Three Keys to The Seven Steps that Reveal The Five Secrets of Success

(vs. the life of God in me)

I recently feel a need for action, practically (selling our house, helping a ministry I support, promoting my book) and humanly (a friend in divorce proceedings and other friends with health or financial woes). A season of doing has descended on me.

Keys Steps Secrets of Success

But where should I best invest myself?

There is no shortage of advice. Recently, resources I used to like for their insights have transformed themselves into Giant-Task-Lists. Books, blogs, and conversations bombard me with action-items, strategies, and plans:

  • Last May, an author sent me 26 emails (twenty-six!!) urging me to sign up for his “Three Principles for Successfully Building a Tribe.”
  • A friend told me of his Four-Step action plan to make a church more mission minded.
  • A house-stager made a Two-Page list of exactly what to do to make our house “Pop.”
  • And in one week, a blogger I used to like offered: (a) Six Steps to Becoming Happy, (b) Five Keys for Achievement, (c) Seven Steps to Getting Unstuck, and (d) Eight Secrets to Escape Exhaustion. (My escape from exhaustion began when I quit reading his blog).

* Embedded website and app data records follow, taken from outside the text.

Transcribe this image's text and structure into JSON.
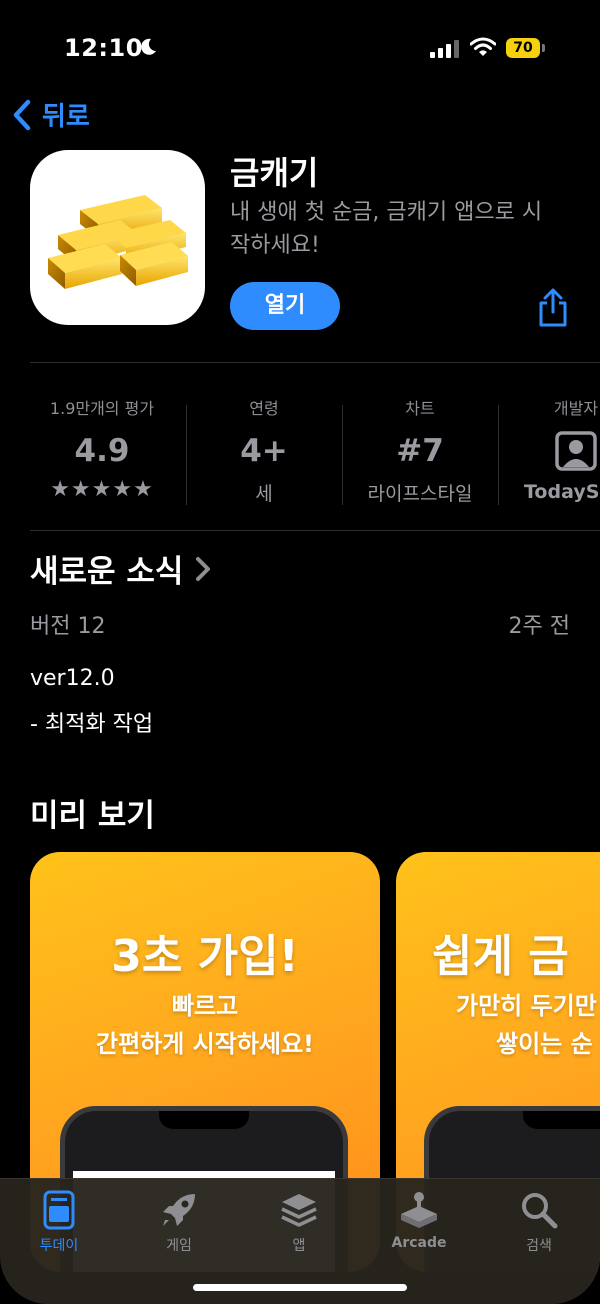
{
  "status_bar": {
    "time": "12:10",
    "battery": "70"
  },
  "nav": {
    "back_label": "뒤로"
  },
  "app": {
    "title": "금캐기",
    "subtitle": "내 생애 첫 순금, 금캐기 앱으로 시작하세요!",
    "open_label": "열기"
  },
  "stats": [
    {
      "label": "1.9만개의 평가",
      "value": "4.9",
      "sub": "★★★★★"
    },
    {
      "label": "연령",
      "value": "4+",
      "sub": "세"
    },
    {
      "label": "차트",
      "value": "#7",
      "sub": "라이프스타일"
    },
    {
      "label": "개발자",
      "value": "",
      "sub": "TodaySp"
    }
  ],
  "whats_new": {
    "title": "새로운 소식",
    "version": "버전 12",
    "ago": "2주 전",
    "notes_line1": "ver12.0",
    "notes_line2": "- 최적화 작업"
  },
  "preview": {
    "title": "미리 보기",
    "cards": [
      {
        "big": "3초 가입!",
        "line1": "빠르고",
        "line2": "간편하게 시작하세요!"
      },
      {
        "big": "쉽게 금",
        "line1": "가만히 두기만",
        "line2": "쌓이는 순"
      }
    ]
  },
  "tabbar": {
    "items": [
      {
        "label": "투데이",
        "icon": "today-icon",
        "active": true
      },
      {
        "label": "게임",
        "icon": "rocket-icon",
        "active": false
      },
      {
        "label": "앱",
        "icon": "layers-icon",
        "active": false
      },
      {
        "label": "Arcade",
        "icon": "joystick-icon",
        "active": false
      },
      {
        "label": "검색",
        "icon": "search-icon",
        "active": false
      }
    ]
  },
  "colors": {
    "accent": "#2f8cff",
    "battery": "#f5d20d",
    "card": "#ffa41f"
  }
}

Despite the verbal bombardment of tips and techniques for doing, God has also been speaking in a quieter voice, with a single thought that seems more invitational than edict. It’s this:

The Life of God begins to work in me at the moment of my inability.

Why Don’t We Hear God’s Voice?

Humanity was designed to hear God. It’s in our DNA. So why is his voice so rare? Scripture says, “God speaks in many and diverse ways, but nobody notices (Job 33:14). We miss his voice because he’s not a paint-by-number God. He speaks in ways we don’t expect.

rainbow

We often hear well-meaning people describe conversations with God in ways that mislead. Their exchanges with God sound like dialogues written by Oscar Wilde:

I asked God: What should I do with my life?
God answered: Are you willing to take a risk?
I replied: Yes, but I don’t know what to do.
God said: Move to Timbuktu.

When people tell these stories, we think, I never hear God so clearly.

Let me tell you a secret: neither do they. At least almost never. Those stories are usually shorthand summaries of hours spent reading Scripture, reflecting, praying, getting Godly nudges, and recognizing God’s voice in circumstances and through friends.

Because God speaks through his infinitely imaginative, artistic mix of methods and moments.